Tell me a little about yourself. I am a senior from Walled Lake, MI. I am pursuing a double-major in Economics and Political Science and represent the Department of Economics on the Student Advisory Board. I was also a TA for ECON 202, Introduction to Microeconomics, with Professor Ogawa. I have focused my studies in economics on issues related to public policy, and I have a particular interest in education policy and the theory of voting. I also serve as the co-president of the Political Union, a nonpartisan student organization dedicated to fostering respectful campus dialogue about pertinent political and public policy issues. Additionally, I am a Senior Peer Facilitator for the Peer-Guided Study Groups program, where I mentor students in introductory economics courses. I am a member of the Pi Sigma Alpha political science honors fraternity and was nominated to Northwestern’s junior Phi Beta Kappa class this past spring. In my free time, I enjoy playing the French horn in the Northwestern University Concert Band and watching my favorite TV show, The Office. I have an older sister and twin sister, and a young golden retriever named Daisy. I am a graduate of Walled Lake Central High School and was a member of the marching band.
Tell me about a project or accomplishment that you consider to be the most significant during your time at Northwestern. Over the course of this year, I have been working on my senior honors thesis, in which I am analyzing the relationship between the incumbency advantage and the redrawing of congressional boundaries in the U.S. House of Representatives. Through this project, I hope to explain how the incumbency advantage operates differently depending on the type of redistricting scheme employed in a congressional district. Specifically, I am aiming to use this research to inform policymakers about the effectiveness of independent redistricting commissions in mitigating the negative consequences of partisan gerrymandering. I look forward to completing my thesis in the coming months and hope that my research will positively impact the narrative surrounding gerrymandering and independent redistricting commissions.
What is your favorite memory of the Economics Department? My favorite memory of the Economics Department is when the department and Political Union co-hosted Dr. Charles Evans, President of the Chicago Federal Reserve, for a guest speaker event. Dr. Evans spoke in conversation with Professor Eichenbaum about the future of U.S. monetary policy, offering a detailed and thorough analysis on topics ranging from interest rates to video games. The event was a great opportunity to learn about the application of economics to real-life situations, and I would like to thank all of those who made the event possible.

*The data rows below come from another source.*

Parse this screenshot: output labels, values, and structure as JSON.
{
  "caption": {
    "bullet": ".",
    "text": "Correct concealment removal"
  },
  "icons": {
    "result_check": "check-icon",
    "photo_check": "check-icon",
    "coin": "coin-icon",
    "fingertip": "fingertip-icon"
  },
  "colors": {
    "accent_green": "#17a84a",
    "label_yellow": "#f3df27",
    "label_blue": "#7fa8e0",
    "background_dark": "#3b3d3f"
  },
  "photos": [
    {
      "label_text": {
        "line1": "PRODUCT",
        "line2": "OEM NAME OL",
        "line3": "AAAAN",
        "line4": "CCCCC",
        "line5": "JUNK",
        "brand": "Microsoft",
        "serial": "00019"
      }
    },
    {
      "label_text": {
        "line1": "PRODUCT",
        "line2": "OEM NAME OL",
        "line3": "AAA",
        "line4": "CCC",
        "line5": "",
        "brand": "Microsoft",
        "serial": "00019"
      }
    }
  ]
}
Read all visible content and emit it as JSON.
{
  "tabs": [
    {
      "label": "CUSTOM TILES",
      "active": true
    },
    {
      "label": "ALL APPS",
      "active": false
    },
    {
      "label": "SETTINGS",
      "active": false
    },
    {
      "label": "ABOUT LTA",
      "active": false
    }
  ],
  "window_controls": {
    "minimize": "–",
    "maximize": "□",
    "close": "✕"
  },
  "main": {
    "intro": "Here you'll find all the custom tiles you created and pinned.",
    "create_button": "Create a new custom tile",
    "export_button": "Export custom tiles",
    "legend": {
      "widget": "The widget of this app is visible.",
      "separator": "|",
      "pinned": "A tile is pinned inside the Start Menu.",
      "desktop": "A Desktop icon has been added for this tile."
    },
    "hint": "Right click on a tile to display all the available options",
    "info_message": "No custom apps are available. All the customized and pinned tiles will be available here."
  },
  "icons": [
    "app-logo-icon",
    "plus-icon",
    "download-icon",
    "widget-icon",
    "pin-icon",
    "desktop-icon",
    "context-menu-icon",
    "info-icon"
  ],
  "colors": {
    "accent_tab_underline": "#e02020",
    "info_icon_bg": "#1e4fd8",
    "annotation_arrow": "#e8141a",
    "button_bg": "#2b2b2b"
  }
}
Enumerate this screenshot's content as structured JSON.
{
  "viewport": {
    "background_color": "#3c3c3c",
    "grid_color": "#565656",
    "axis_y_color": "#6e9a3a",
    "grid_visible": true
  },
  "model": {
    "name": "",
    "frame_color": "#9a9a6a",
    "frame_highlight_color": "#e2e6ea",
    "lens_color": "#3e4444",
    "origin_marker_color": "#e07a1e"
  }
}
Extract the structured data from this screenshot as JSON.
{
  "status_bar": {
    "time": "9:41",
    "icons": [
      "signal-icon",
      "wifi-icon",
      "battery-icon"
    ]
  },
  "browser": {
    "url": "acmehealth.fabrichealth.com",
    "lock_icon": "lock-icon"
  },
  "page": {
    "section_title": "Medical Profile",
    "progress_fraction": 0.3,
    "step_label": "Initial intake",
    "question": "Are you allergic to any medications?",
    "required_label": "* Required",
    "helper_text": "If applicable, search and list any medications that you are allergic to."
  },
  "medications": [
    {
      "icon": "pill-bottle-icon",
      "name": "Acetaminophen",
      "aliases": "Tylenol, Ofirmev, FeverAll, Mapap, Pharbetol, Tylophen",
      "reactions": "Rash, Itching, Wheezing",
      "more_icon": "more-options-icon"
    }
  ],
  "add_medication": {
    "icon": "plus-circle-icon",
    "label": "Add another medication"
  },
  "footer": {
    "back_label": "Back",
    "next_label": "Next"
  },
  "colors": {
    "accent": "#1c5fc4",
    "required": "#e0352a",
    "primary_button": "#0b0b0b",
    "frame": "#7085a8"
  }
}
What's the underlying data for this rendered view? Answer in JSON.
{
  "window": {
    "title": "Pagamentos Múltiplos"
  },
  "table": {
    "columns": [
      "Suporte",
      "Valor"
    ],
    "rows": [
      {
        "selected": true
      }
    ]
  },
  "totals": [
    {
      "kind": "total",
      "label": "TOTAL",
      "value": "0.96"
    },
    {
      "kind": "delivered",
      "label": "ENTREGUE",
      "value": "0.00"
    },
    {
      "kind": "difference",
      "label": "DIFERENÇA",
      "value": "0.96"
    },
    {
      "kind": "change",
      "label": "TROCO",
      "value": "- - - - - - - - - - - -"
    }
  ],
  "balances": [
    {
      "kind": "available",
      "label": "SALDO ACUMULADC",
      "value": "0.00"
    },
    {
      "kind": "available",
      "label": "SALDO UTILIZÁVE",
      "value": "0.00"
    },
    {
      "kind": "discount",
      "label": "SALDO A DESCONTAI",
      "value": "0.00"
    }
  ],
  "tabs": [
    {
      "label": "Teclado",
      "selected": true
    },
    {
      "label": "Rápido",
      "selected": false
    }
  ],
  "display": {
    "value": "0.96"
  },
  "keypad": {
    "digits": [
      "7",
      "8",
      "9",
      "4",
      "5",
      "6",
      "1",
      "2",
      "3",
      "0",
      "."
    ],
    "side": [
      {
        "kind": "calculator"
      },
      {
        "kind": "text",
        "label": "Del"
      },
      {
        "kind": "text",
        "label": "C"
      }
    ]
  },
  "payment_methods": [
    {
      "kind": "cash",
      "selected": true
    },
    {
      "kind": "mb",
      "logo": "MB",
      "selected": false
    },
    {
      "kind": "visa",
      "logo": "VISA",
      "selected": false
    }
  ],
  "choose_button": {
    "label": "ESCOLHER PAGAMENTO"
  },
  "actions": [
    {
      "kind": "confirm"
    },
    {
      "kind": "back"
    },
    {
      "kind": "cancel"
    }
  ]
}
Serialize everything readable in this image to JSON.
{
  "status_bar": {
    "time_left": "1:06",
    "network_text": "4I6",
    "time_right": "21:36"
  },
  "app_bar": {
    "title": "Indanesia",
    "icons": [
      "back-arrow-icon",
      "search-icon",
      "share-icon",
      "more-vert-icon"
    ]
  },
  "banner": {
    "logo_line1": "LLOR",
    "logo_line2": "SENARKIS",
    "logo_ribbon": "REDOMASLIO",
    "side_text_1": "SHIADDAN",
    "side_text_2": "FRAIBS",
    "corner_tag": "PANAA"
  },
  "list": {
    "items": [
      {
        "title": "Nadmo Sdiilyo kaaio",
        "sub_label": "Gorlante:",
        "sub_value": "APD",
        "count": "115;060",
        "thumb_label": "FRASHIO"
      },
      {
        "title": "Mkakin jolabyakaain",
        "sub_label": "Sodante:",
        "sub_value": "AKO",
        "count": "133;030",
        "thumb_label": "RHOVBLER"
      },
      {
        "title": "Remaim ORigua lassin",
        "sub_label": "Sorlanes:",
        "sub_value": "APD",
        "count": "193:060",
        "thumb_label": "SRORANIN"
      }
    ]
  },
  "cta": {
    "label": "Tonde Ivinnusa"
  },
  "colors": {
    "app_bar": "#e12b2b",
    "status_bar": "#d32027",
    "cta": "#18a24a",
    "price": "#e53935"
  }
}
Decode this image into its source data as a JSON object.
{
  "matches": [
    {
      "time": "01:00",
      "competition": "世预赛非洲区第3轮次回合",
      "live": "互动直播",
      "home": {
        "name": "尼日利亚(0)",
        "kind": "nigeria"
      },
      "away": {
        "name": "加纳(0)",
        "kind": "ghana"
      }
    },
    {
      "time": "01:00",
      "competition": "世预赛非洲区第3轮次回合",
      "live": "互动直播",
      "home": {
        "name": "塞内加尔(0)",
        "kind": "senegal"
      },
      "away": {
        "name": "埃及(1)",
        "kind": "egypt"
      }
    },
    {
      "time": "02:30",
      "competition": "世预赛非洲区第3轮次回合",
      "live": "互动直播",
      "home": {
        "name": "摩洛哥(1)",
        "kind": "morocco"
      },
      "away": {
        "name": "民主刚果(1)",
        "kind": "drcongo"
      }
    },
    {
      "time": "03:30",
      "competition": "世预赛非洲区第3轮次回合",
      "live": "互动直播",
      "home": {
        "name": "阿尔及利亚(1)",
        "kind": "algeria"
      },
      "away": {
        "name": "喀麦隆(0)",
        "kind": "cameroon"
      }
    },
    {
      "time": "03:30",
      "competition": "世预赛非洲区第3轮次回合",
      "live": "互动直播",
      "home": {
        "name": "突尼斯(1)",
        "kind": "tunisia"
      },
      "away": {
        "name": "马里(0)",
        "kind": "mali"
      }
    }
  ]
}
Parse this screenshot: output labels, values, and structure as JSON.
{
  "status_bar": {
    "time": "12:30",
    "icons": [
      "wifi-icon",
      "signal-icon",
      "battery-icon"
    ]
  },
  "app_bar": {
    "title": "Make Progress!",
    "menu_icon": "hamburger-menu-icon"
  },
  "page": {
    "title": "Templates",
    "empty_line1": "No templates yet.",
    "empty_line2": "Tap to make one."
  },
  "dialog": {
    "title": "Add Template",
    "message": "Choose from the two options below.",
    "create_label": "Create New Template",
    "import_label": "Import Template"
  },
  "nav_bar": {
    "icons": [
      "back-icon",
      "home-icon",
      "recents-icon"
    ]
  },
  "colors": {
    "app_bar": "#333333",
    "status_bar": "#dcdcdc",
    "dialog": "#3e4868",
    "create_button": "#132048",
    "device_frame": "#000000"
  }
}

What are your plans after graduation? After graduation, I hope to pursue a career in public service, either through legislative work on Capitol Hill or policy research at an academic think tank. Eventually, I hope to further my education by obtaining a Master’s in Public Policy, with a focus on education policy. My long-term goal is to work at the Department of Education and create policy solutions to improve the nation’s primary and secondary schools.
Favorite Econ class(es)? My favorite Econ class at Northwestern was Professor Savage’s course on the economics of transportation. I enjoyed learning the intricate models used to measure transportation demand and congestion pricing, and particularly appreciated the applicability of the material to real-life scenarios. Furthermore, I appreciated Professor Savage’s enthusiasm for the course material and his ability to simplify complex models without sacrificing their important insights.